# Work to be completed
Within these entries, how many lines contain the word "true"? Answer with the number alone.

# Data records for software interfaces
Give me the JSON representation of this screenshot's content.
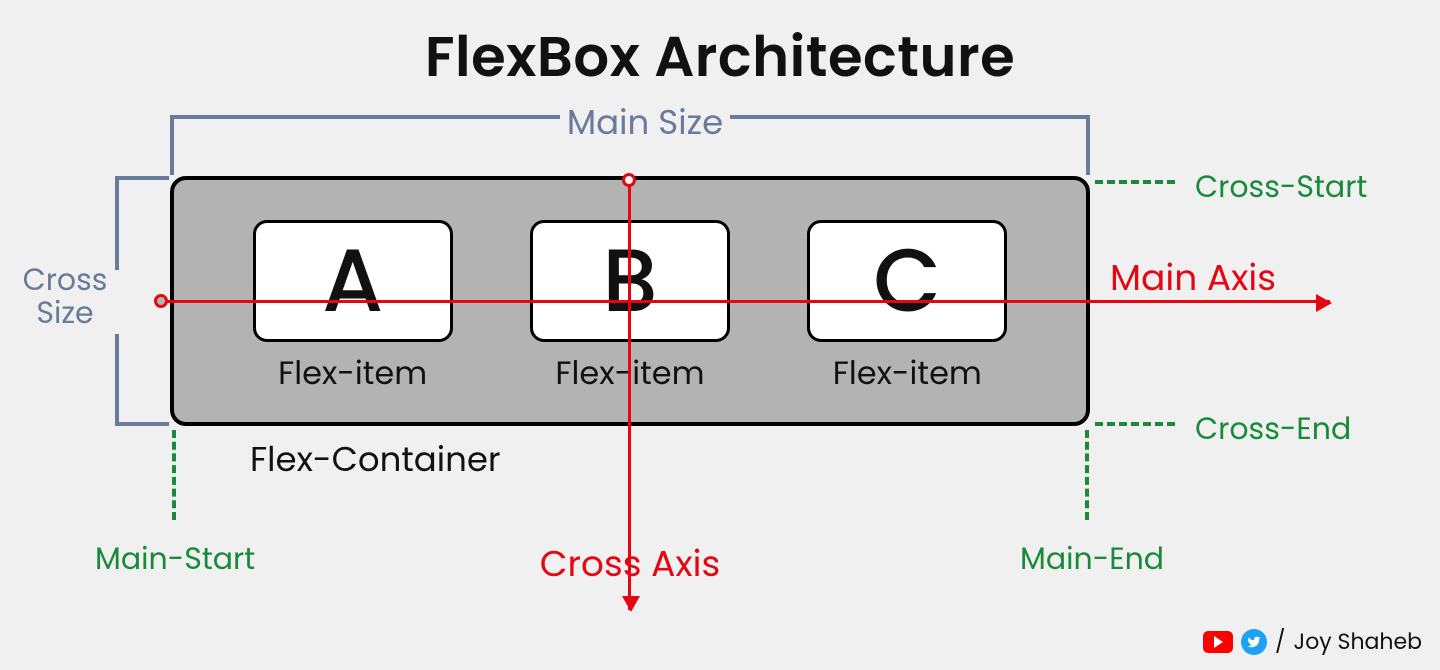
{
  "title": "FlexBox Architecture",
  "main_size_label": "Main Size",
  "cross_size_label": "Cross\nSize",
  "container_label": "Flex-Container",
  "items": [
    {
      "letter": "A",
      "caption": "Flex-item"
    },
    {
      "letter": "B",
      "caption": "Flex-item"
    },
    {
      "letter": "C",
      "caption": "Flex-item"
    }
  ],
  "axes": {
    "main": "Main Axis",
    "cross": "Cross Axis"
  },
  "markers": {
    "cross_start": "Cross-Start",
    "cross_end": "Cross-End",
    "main_start": "Main-Start",
    "main_end": "Main-End"
  },
  "credit": {
    "sep": "/",
    "name": "Joy Shaheb"
  },
  "colors": {
    "accent_red": "#e40613",
    "accent_green": "#188a3a",
    "accent_gray": "#6a7a9a",
    "container_bg": "#b3b3b3"
  }
}
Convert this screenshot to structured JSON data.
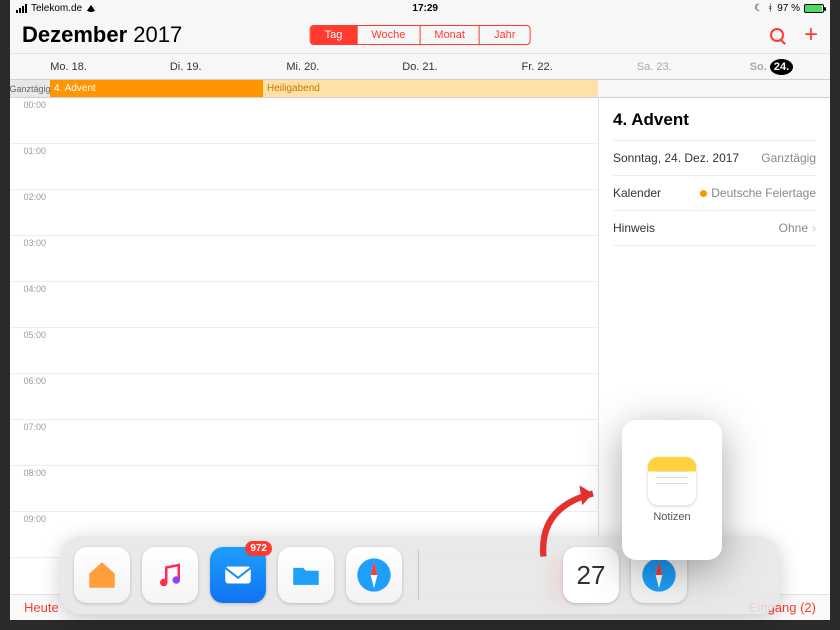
{
  "status": {
    "carrier": "Telekom.de",
    "time": "17:29",
    "battery": "97 %"
  },
  "header": {
    "month": "Dezember",
    "year": "2017",
    "seg": [
      "Tag",
      "Woche",
      "Monat",
      "Jahr"
    ],
    "active": 0
  },
  "days": [
    {
      "label": "Mo. 18."
    },
    {
      "label": "Di. 19."
    },
    {
      "label": "Mi. 20."
    },
    {
      "label": "Do. 21."
    },
    {
      "label": "Fr. 22."
    },
    {
      "label": "Sa. 23.",
      "weekend": true
    },
    {
      "label": "So.",
      "num": "24.",
      "weekend": true,
      "selected": true
    }
  ],
  "allday": {
    "label": "Ganztägig",
    "ev1": "4. Advent",
    "ev2": "Heiligabend"
  },
  "hours": [
    "00:00",
    "01:00",
    "02:00",
    "03:00",
    "04:00",
    "05:00",
    "06:00",
    "07:00",
    "08:00",
    "09:00"
  ],
  "detail": {
    "title": "4. Advent",
    "dateline": "Sonntag, 24. Dez. 2017",
    "allday": "Ganztägig",
    "cal_label": "Kalender",
    "cal_value": "Deutsche Feiertage",
    "alert_label": "Hinweis",
    "alert_value": "Ohne"
  },
  "footer": {
    "today": "Heute",
    "inbox": "Eingang (2)"
  },
  "dock": {
    "mail_badge": "972",
    "cal_day": "27",
    "notes_label": "Notizen"
  }
}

# Task result
3